  5. Jon

    Congratulations Padraig. I started following you on BKW and have enjoyed the development of this site since your first post. The podcasts are a great evolution and you have helped me feel relevant in cycling as it has changed from being competitive to being my identity and sanity. BTW, the “killer kit” is still my favorite kit in the drawer. How about a new 10th anniversary edition?

  6. Jim
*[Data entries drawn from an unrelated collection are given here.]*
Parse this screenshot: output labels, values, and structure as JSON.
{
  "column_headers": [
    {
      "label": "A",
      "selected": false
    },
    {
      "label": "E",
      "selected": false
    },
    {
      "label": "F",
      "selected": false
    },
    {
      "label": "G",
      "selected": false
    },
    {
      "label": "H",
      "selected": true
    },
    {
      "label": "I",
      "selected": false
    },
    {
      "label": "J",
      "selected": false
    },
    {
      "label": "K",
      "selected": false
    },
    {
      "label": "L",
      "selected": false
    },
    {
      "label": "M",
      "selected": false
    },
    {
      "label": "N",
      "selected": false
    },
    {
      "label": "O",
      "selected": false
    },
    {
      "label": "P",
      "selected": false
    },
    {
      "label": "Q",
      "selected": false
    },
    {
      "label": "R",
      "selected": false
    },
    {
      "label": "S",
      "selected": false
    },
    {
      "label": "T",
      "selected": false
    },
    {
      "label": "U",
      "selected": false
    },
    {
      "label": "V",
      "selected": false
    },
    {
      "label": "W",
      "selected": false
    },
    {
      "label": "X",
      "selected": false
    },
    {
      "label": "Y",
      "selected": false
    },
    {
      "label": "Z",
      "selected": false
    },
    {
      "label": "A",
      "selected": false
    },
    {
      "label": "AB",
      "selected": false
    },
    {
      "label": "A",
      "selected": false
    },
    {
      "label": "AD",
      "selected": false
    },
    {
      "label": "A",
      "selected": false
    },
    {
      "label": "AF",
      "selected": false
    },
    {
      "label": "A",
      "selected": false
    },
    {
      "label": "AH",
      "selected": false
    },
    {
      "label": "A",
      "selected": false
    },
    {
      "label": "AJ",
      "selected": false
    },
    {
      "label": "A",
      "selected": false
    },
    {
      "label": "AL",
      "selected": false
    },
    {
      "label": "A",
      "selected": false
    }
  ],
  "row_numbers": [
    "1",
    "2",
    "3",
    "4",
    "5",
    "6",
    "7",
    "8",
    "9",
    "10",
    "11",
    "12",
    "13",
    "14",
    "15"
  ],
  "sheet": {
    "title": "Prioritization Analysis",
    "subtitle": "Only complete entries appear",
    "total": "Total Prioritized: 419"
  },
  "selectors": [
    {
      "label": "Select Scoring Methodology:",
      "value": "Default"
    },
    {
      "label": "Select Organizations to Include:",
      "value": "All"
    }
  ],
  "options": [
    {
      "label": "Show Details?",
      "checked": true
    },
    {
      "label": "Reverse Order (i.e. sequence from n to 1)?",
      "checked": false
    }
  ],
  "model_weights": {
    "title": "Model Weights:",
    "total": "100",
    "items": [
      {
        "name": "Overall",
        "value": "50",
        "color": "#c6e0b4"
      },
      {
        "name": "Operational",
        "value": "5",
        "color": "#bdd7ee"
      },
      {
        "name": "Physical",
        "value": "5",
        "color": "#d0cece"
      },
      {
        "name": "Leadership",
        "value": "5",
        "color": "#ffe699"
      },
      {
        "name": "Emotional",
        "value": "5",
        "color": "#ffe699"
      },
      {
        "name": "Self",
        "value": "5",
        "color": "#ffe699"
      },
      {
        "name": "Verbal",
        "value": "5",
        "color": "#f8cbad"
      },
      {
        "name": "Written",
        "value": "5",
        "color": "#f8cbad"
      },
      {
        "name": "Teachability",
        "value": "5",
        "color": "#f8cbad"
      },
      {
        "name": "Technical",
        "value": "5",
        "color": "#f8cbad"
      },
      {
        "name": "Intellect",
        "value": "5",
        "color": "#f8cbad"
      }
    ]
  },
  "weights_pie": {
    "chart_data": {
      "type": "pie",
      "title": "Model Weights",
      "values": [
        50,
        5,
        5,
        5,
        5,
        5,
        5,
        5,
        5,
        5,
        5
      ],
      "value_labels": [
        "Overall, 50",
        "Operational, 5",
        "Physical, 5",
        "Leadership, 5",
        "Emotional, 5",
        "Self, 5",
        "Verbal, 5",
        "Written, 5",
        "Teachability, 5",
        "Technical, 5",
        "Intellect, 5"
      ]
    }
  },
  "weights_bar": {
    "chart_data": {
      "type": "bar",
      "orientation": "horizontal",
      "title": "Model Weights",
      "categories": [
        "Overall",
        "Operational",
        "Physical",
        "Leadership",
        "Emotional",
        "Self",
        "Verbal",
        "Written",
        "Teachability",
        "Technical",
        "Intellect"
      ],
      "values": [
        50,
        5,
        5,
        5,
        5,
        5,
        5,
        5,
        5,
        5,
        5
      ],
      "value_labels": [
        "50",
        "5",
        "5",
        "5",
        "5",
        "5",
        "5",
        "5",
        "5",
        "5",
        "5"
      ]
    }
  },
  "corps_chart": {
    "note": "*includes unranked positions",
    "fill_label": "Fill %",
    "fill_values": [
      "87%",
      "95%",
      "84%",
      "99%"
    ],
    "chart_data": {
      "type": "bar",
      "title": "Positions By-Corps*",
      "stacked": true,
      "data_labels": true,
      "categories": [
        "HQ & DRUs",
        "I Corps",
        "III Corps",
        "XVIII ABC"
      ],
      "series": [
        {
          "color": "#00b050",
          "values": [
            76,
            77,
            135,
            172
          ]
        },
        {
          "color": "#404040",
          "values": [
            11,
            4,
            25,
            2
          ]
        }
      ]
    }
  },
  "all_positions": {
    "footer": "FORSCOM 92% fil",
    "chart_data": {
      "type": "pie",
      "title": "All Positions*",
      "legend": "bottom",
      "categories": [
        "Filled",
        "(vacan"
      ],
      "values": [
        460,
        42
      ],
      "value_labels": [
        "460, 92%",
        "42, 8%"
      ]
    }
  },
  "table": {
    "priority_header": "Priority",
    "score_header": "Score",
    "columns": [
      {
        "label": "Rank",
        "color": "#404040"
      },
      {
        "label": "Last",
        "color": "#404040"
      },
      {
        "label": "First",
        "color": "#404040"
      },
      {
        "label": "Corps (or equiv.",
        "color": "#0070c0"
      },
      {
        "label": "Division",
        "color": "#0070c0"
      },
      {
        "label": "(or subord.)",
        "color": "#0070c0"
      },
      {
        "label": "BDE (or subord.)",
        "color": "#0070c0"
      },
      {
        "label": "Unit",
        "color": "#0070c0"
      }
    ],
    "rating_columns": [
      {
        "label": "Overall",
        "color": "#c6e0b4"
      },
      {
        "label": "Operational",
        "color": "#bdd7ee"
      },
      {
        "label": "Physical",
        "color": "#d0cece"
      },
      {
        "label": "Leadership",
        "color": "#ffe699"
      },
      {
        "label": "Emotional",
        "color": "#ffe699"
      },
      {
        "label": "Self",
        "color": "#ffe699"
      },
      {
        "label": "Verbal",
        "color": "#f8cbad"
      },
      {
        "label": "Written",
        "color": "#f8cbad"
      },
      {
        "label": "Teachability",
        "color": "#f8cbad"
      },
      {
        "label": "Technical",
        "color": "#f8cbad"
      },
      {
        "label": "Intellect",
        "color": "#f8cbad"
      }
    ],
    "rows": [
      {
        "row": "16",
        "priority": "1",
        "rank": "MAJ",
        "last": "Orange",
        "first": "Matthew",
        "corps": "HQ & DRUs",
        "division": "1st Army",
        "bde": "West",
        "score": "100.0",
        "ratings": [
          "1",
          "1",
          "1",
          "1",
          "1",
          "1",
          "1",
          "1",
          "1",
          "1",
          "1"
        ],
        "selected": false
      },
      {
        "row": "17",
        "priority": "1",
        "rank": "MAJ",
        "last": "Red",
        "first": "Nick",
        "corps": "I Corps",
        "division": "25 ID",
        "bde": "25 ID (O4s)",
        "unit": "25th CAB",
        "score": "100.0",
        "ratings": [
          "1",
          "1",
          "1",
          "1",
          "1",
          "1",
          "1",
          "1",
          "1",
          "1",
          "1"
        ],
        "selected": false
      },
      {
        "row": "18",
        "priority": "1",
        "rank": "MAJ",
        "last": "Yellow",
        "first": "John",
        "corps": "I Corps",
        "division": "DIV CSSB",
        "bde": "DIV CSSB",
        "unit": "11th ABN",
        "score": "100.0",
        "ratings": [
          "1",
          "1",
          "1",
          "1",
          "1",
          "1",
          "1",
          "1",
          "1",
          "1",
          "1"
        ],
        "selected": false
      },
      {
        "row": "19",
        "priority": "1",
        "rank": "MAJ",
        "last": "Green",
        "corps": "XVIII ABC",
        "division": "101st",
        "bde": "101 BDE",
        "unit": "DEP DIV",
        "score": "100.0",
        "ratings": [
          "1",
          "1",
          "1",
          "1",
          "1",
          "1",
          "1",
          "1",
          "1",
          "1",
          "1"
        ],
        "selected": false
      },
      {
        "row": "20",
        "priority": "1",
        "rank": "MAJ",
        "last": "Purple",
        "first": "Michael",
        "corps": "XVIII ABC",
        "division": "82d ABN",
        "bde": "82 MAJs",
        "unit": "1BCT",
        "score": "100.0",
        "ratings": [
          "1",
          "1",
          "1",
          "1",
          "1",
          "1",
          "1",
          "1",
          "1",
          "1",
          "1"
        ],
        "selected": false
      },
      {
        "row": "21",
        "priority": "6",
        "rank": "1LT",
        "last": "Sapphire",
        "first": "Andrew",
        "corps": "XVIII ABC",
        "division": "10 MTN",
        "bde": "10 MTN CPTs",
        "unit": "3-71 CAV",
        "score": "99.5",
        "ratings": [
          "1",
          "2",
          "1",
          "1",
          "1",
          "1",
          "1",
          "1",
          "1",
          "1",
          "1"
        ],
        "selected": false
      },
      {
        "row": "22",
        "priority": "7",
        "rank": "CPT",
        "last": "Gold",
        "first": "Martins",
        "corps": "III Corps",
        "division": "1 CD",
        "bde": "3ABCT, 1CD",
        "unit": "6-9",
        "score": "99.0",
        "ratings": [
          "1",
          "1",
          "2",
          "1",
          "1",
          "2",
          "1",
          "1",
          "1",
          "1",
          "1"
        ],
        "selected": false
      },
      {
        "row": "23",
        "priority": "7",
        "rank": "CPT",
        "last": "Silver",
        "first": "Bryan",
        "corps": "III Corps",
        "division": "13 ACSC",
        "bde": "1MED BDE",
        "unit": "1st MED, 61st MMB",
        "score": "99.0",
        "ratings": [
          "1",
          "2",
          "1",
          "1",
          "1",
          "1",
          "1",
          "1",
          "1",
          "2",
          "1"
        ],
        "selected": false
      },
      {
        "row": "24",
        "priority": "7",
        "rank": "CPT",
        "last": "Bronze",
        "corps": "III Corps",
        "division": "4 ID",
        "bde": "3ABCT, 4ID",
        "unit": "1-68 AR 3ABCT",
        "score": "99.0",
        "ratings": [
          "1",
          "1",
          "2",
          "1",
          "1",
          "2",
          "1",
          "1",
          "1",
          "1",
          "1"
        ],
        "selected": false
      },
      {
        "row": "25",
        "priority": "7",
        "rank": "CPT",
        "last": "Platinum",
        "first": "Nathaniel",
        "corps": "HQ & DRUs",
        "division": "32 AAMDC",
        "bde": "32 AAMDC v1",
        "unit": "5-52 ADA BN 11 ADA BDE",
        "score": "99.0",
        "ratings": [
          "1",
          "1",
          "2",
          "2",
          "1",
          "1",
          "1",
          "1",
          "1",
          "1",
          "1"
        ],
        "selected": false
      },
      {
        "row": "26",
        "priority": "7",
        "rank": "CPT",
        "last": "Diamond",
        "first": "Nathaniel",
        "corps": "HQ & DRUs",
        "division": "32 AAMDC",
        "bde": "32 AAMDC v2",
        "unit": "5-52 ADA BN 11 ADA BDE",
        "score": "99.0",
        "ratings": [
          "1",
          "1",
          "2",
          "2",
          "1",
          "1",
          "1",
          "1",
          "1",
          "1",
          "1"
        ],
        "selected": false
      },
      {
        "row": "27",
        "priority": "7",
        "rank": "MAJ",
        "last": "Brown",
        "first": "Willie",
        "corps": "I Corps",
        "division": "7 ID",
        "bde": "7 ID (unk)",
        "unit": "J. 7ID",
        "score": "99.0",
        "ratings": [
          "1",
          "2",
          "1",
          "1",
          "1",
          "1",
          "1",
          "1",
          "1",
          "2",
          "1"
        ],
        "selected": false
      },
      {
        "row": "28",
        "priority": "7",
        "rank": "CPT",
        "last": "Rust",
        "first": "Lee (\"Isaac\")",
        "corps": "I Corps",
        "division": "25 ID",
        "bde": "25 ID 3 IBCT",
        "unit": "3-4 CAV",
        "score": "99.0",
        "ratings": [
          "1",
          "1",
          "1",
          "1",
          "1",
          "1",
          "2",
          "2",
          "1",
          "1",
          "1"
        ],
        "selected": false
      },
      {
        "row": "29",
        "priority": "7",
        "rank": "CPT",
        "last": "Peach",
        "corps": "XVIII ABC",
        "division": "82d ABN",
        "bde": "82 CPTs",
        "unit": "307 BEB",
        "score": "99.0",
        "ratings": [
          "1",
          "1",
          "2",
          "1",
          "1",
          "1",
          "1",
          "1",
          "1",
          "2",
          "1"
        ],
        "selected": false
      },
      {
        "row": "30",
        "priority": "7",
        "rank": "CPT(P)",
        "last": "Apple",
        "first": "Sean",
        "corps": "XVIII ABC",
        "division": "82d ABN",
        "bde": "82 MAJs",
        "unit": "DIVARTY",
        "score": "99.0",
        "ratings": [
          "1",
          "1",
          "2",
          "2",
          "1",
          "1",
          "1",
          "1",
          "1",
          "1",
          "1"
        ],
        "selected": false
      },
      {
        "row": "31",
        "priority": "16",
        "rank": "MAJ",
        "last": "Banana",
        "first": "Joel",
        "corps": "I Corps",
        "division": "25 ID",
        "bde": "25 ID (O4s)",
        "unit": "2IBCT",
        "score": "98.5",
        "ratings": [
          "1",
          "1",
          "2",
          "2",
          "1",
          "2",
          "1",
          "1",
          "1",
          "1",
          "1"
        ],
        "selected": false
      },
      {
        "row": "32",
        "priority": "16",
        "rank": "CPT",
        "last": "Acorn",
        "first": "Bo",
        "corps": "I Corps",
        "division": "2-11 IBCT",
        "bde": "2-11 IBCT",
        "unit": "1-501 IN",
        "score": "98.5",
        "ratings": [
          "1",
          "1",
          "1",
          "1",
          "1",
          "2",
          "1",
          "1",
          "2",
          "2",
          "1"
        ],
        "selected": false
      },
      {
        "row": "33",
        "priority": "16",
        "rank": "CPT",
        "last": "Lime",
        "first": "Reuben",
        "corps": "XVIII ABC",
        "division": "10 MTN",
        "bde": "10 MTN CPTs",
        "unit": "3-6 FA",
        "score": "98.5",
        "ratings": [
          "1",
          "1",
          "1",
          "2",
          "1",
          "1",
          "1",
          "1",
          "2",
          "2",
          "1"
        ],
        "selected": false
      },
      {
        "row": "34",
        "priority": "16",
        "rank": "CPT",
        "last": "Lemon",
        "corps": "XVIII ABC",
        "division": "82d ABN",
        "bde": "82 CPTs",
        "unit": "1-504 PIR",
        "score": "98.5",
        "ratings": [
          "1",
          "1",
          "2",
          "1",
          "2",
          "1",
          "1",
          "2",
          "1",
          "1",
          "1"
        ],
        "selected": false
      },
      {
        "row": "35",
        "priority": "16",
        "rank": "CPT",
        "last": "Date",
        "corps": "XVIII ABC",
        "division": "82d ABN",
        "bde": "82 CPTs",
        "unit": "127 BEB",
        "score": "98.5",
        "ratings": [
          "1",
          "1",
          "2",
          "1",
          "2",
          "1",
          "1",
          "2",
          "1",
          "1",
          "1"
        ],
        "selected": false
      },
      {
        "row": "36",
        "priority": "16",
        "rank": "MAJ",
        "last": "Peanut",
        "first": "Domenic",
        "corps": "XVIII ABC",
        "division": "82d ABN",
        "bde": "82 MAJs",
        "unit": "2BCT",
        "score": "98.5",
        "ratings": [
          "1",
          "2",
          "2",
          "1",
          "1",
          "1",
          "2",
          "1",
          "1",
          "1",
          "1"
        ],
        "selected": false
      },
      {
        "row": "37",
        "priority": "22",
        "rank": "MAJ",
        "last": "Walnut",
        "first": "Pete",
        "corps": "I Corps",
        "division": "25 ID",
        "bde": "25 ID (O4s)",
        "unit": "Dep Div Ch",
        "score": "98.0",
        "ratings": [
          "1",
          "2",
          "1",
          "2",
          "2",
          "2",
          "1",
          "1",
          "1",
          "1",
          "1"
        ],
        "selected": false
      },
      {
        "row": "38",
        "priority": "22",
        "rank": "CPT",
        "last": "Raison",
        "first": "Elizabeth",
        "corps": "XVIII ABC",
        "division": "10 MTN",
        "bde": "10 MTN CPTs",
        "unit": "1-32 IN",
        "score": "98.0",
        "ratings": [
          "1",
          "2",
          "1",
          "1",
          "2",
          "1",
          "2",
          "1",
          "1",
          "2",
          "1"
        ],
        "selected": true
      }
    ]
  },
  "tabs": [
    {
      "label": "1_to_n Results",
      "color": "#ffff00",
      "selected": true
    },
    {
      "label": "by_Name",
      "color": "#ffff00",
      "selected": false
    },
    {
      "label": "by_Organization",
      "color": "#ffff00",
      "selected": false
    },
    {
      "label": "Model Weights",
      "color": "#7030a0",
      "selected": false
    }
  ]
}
    I think I read off and on when you started the site. Then took notice when your son was born and in the hospital. Started reading full time just prior to the start of the podcasts. I enjoy the reviews, really love the essays, and listen to all the podcast on my bike commute. Those Hottie segments were golden! Your involvement with NAHBS is very interesting to follow and conversations with all the builders are fantastic and so interesting to hear about all those brands.

    1. Author

      Hearing your gradual evolution with regard to our content is really gratifying. Thank you.

  7. Hautacam

    I’m at or near the aphelion of my roughly decadal cycling orbit and this site is one of the gravitational centers that keeps me coming back when I might otherwise go all Major Tom on the whole bike thing. I enjoyed Bicycle Guide way back when, and I really liked BKW, but I love this site. Chapeau to Padraig and the whole team.

  8. Dan Murphy

    Man, 10 years? That went fast, and that’s a good thing.
    Thanks for producing good stuff, and the podcasts are great. I loved Fatty and Hottie (still love ’em on their Leadville podcast) and Selene is a great addition. Robot is always a great read. Good info, no bullshit.

    Saying that, I tried to contribute to RKP months ago and had issues. I sent an email, never got a response, and forgot about it. Need to resolve this. I think the issue is that I wanted to make a one-time contribution.

    Best to all, looking forward to what’s next,
    Dan Murphy

  9. Jason Hamlin

    Congrats! I have and continue to enjoy your podcasts and find your blog as the best in cycling. Keep up the great work.

  10. TomInAlbany

    I heard about RKP when news started to travel about your crash in SoCal. I donated to the beer fund because, cyclists..

    I began to read some of your work and then came The Deuce. I’ve been hooked ever since.

    I’m willing to bet that the X years has seemed like a stage race. I wish you many more stages and tailwinds!

Leave a Reply

Your email address will not be published. Required fields are marked *